■ Description of the task: Look through the data below and show every line that includes "down".

■ Data entries:

↓

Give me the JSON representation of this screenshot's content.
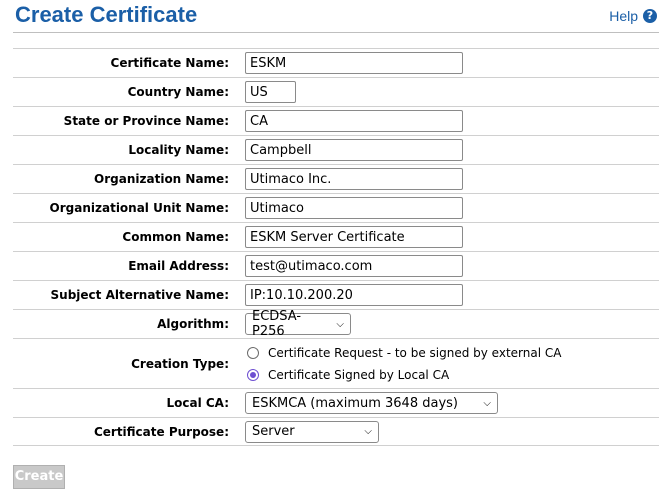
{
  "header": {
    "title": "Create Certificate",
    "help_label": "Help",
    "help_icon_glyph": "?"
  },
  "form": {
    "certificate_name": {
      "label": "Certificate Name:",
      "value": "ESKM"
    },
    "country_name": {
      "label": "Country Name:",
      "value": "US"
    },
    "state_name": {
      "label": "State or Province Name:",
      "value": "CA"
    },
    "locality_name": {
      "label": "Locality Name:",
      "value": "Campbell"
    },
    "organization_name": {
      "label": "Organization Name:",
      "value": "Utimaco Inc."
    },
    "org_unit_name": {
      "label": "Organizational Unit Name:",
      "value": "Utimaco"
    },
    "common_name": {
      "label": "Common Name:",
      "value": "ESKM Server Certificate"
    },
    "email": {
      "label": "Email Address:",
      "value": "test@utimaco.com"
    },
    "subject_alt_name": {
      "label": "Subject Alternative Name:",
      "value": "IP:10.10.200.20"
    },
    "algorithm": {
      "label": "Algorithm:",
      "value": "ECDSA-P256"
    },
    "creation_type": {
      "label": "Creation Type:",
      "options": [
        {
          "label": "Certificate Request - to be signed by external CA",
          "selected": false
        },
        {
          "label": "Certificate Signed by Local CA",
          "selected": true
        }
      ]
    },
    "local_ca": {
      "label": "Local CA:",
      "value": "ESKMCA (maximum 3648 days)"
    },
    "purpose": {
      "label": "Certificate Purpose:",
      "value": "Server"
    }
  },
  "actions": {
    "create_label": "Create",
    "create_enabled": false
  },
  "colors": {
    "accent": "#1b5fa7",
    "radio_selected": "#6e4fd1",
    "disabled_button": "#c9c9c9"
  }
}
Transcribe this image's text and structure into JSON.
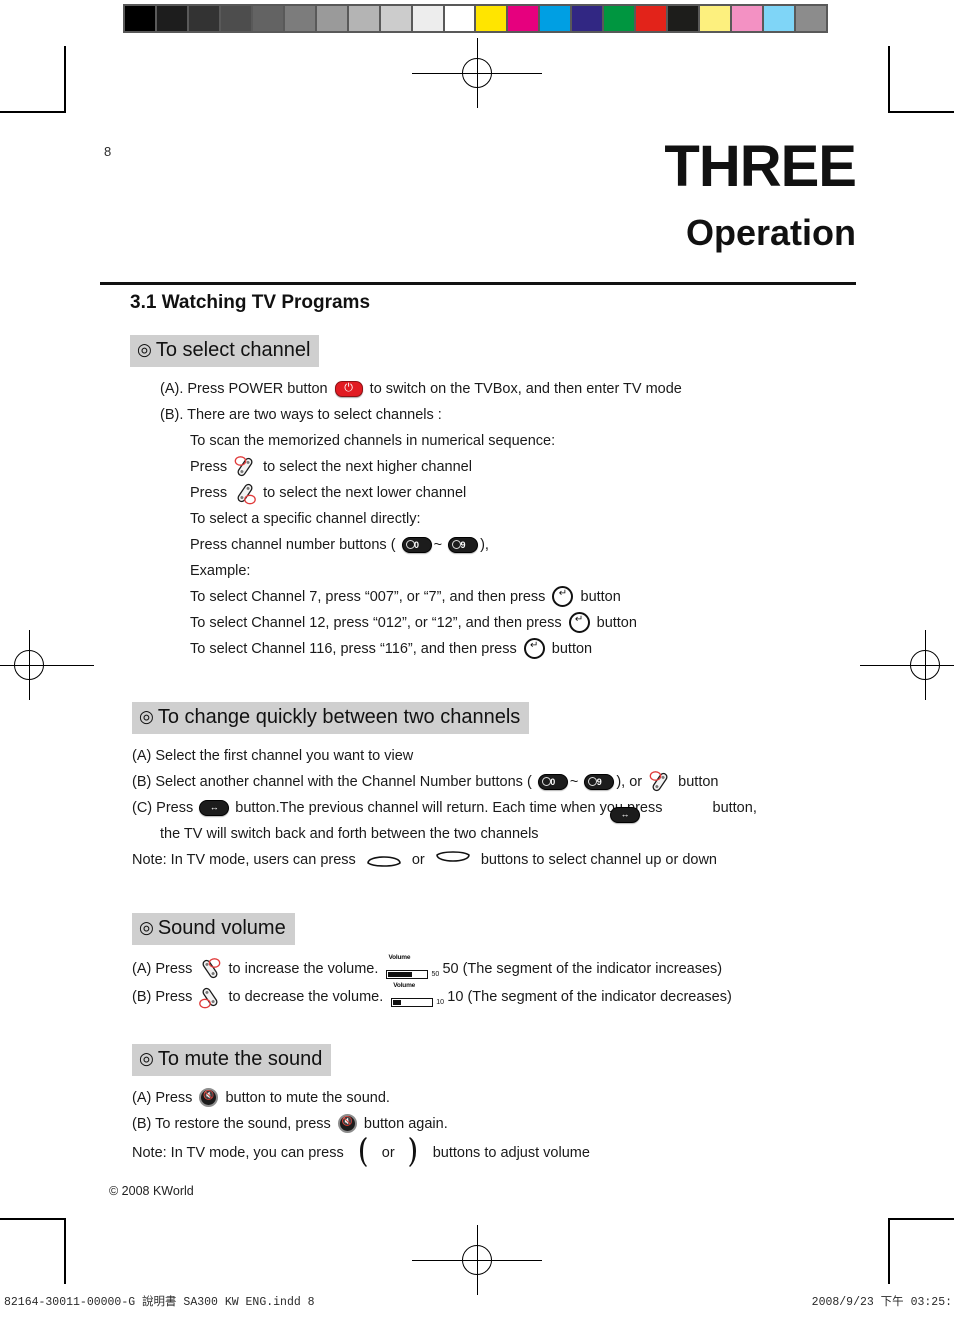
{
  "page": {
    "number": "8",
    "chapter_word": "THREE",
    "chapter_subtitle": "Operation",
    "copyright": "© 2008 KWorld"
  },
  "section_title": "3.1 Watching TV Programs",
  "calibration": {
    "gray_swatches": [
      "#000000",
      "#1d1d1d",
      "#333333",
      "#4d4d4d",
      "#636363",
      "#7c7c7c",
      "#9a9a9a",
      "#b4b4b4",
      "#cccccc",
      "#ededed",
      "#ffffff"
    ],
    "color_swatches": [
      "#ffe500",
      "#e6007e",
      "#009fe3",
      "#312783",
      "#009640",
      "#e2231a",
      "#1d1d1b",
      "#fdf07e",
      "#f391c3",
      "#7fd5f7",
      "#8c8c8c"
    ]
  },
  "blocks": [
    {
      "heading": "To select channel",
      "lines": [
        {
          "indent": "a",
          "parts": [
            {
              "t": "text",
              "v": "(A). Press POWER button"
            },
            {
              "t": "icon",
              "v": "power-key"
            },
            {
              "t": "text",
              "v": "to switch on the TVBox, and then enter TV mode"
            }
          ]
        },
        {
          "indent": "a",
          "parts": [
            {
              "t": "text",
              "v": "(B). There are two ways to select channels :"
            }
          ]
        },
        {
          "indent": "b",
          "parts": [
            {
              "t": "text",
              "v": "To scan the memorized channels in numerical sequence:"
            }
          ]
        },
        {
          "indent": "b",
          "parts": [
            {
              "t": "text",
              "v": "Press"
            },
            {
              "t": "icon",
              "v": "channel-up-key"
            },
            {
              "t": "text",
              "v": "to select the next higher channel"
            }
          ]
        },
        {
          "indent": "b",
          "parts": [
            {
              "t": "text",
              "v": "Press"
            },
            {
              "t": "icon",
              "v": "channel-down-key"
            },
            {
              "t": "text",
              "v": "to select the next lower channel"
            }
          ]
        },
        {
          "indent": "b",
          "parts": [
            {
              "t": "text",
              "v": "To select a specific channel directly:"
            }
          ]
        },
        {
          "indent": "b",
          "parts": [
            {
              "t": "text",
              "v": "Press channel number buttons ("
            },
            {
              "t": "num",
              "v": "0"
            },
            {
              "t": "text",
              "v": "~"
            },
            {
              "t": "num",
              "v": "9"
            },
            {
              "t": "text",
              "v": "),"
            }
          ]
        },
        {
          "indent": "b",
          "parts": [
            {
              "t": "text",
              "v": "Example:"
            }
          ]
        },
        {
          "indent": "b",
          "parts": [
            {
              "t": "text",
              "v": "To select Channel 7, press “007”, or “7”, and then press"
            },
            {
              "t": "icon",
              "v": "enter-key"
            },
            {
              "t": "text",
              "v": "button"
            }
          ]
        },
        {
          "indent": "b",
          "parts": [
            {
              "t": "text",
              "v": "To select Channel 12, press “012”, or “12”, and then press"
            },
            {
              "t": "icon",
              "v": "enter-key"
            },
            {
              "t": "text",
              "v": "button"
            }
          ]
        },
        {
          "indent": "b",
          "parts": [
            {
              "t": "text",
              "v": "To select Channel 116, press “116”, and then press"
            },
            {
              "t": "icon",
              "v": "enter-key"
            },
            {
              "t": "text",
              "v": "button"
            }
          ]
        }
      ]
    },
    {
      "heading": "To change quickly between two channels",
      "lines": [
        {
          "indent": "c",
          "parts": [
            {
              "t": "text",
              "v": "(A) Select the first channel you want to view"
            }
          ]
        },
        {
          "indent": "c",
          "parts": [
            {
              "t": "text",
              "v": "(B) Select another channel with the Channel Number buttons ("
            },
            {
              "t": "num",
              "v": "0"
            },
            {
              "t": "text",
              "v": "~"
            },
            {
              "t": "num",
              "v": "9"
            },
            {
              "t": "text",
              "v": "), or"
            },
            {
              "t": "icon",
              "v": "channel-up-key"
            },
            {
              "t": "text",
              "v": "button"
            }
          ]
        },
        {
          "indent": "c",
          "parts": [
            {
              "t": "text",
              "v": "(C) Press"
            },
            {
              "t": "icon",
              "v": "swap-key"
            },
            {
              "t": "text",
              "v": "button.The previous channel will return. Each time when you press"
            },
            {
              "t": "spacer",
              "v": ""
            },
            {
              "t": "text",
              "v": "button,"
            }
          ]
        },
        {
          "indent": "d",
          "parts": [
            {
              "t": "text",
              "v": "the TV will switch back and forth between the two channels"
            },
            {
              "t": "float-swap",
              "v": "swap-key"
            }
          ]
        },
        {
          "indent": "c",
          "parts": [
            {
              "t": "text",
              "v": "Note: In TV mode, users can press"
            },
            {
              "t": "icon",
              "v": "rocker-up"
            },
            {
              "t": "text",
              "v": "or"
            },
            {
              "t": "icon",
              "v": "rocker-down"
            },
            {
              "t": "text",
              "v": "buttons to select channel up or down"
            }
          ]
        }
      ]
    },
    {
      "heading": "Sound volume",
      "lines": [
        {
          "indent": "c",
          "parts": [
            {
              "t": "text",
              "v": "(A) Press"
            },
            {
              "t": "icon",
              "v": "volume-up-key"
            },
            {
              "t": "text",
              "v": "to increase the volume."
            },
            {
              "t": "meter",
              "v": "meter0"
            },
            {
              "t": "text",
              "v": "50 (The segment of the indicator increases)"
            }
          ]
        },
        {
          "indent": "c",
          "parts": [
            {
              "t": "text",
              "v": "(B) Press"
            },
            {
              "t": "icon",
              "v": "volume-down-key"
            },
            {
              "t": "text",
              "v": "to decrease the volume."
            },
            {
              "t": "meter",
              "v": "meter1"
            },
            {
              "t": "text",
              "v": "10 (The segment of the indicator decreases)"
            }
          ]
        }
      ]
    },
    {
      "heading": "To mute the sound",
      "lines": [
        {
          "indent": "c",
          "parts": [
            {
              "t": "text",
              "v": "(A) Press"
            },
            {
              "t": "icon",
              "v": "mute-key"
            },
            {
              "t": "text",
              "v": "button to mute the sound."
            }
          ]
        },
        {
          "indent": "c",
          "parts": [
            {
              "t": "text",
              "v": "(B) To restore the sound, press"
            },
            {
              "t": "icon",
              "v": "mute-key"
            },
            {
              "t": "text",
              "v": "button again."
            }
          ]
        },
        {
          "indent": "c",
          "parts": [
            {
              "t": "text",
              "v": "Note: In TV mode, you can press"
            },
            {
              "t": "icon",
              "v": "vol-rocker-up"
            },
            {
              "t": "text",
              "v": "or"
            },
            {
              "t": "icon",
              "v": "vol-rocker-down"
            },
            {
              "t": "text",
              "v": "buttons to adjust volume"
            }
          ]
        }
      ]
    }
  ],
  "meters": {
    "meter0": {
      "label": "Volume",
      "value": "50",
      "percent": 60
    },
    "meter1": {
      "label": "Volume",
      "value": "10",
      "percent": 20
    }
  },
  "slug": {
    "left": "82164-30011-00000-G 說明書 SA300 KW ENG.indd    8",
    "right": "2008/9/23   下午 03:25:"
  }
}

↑

■ Answer to the problem:
              "v": "channel-down-key"
              "v": "rocker-down"
              "v": "buttons to select channel up or down"
              "v": "volume-down-key"
              "v": "vol-rocker-down"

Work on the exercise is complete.